* Your objective
With nothing left out, give the data back exactly.

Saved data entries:
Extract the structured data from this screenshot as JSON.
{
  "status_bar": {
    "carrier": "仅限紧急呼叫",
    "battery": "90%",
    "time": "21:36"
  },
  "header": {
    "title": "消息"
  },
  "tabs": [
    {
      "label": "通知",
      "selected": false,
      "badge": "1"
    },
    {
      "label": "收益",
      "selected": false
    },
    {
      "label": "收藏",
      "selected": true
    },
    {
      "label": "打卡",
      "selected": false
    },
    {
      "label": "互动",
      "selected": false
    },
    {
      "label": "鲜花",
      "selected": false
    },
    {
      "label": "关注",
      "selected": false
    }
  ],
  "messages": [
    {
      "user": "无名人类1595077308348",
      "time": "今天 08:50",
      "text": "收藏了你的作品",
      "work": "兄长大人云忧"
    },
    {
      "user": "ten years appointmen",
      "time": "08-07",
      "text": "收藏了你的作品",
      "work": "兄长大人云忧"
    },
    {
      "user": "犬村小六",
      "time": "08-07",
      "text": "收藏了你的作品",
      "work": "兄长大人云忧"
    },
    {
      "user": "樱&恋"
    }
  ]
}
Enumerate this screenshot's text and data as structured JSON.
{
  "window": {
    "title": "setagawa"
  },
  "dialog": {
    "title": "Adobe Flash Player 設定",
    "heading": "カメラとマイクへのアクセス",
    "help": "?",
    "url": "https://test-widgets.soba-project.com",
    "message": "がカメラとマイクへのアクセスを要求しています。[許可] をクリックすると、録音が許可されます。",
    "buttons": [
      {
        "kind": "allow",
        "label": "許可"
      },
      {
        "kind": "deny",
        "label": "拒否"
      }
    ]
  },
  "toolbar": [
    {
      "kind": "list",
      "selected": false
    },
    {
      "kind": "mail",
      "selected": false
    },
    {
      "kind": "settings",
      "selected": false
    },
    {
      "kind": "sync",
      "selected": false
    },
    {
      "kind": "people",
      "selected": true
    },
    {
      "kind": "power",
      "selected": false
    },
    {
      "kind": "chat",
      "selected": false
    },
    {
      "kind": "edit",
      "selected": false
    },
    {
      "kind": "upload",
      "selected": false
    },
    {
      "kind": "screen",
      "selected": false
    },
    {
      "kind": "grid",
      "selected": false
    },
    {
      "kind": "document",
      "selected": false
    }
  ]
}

* Exercise result
Extract the structured data from this screenshot as JSON.
{
  "status_bar": {
    "carrier": "仅限紧急呼叫",
    "battery": "90%",
    "time": "21:36"
  },
  "header": {
    "title": "消息"
  },
  "tabs": [
    {
      "label": "通知",
      "selected": false,
      "badge": "1"
    },
    {
      "label": "收益",
      "selected": false
    },
    {
      "label": "收藏",
      "selected": true
    },
    {
      "label": "打卡",
      "selected": false
    },
    {
      "label": "互动",
      "selected": false
    },
    {
      "label": "鲜花",
      "selected": false
    },
    {
      "label": "关注",
      "selected": false
    }
  ],
  "messages": [
    {
      "user": "无名人类1595077308348",
      "time": "今天 08:50",
      "text": "收藏了你的作品",
      "work": "兄长大人云忧"
    },
    {
      "user": "ten years appointmen",
      "time": "08-07",
      "text": "收藏了你的作品",
      "work": "兄长大人云忧"
    },
    {
      "user": "犬村小六",
      "time": "08-07",
      "text": "收藏了你的作品",
      "work": "兄长大人云忧"
    },
    {
      "user": "樱&恋"
    }
  ]
}
Enumerate this screenshot's text and data as structured JSON.
{
  "window": {
    "title": "setagawa"
  },
  "dialog": {
    "title": "Adobe Flash Player 設定",
    "heading": "カメラとマイクへのアクセス",
    "help": "?",
    "url": "https://test-widgets.soba-project.com",
    "message": "がカメラとマイクへのアクセスを要求しています。[許可] をクリックすると、録音が許可されます。",
    "buttons": [
      {
        "kind": "allow",
        "label": "許可"
      },
      {
        "kind": "deny",
        "label": "拒否"
      }
    ]
  },
  "toolbar": [
    {
      "kind": "list",
      "selected": false
    },
    {
      "kind": "mail",
      "selected": false
    },
    {
      "kind": "settings",
      "selected": false
    },
    {
      "kind": "sync",
      "selected": false
    },
    {
      "kind": "people",
      "selected": true
    },
    {
      "kind": "power",
      "selected": false
    },
    {
      "kind": "chat",
      "selected": false
    },
    {
      "kind": "edit",
      "selected": false
    },
    {
      "kind": "upload",
      "selected": false
    },
    {
      "kind": "screen",
      "selected": false
    },
    {
      "kind": "grid",
      "selected": false
    },
    {
      "kind": "document",
      "selected": false
    }
  ]
}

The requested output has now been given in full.